Artificial intelligence-based system could help reduce agricultural greenhouse gas emissions

 Rice Today   |  

Researchers led by the University of Minnesota have significantly improved the performance of numerical predictions for agricultural nitrous oxide emissions using a knowledge-guided machine learning model.

Known as KGML-ag, it is a form of artificial intelligence that is 1,000 times faster than current systems and could significantly reduce greenhouse gas emissions from agriculture.

The framework presents significant opportunities for quantifying the agricultural greenhouse gas emissions, helping to verify carbon credits, and optimizing farming management practices and policymaking.

Read the story at European Geosciences Union

More on greenhouse gas mitigation

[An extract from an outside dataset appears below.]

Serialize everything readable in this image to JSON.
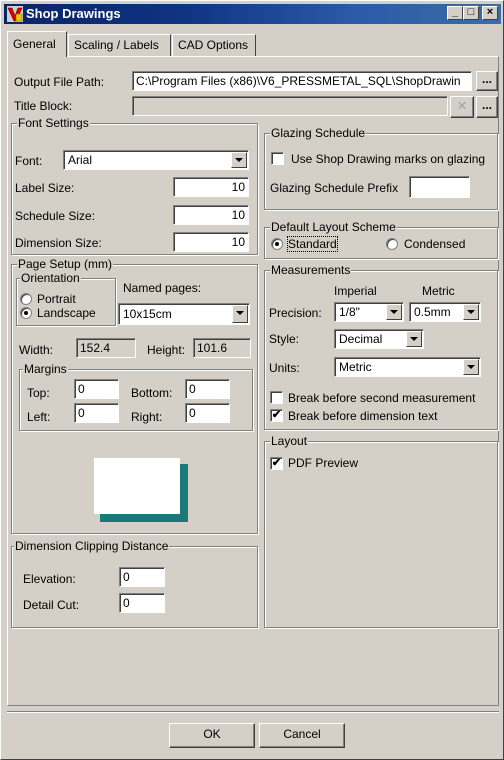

Carbon Footprint Calculator customized for rice products: Concept and characterization of rice value chains in Southeast Asia
The ability to quantify GHG emissions along the entire value chain from farm to shelf for a specific product is the key to enhancing the transparency of the origin of emissions and for reducing emissions. This is especially the case for emissions that are incurred once the paddy rice leaves the farm and enters the phase of processing where emissions from food product losses are often not accounted for and the methods that do exist for quantification are complex and out of reach for non-experts.

Mitigating greenhouse gas emissions from irrigated rice cultivation through improved fertilizer and water management
Annually, Bangladesh consumes about 2.9 million metric tons of urea and about 60% of this is used in rice cultivation. Therefore, this could contribute to increasing atmospheric pollution due to increased CH4 and N2O emissions. Increasing nitrogen-use efficiency by adopting urea deep placement (UDP) could reduce environmental pollution including mitigation of GHG emissions compared to conventional nitrogen management through broadcasting method or the adoption of an integrated plant nutrient system. Moreover, UDP could be more effective in mitigating greenhouse gas emissions when it is combined with alternate wetting and drying irrigation.

Crop nutrient management using Nutrient Expert improves yield, increases farmers’ income, and reduces greenhouse gas emissions
Nutrient Expert (NE) tool-based site-specific nutrient management (SSNM) in rice and wheat crops can lower global warming potential by about 2.5% in rice and between 12% and 20% in wheat over farmers’ fertilization practice. More than 80% of the participating farmers increased their crop yield and farm income by applying the NE-based fertilizer recommendation. Adoption of NE-based fertilizer recommendation practice in all rice and wheat acreage in India would translate into 13.92 million tons more rice and wheat production with 1.44 metric tons (Mt) less N fertilizer use, and a reduction in GHG of 5.34 Mt CO2 per year over farmers’ current practice.

Leave A Response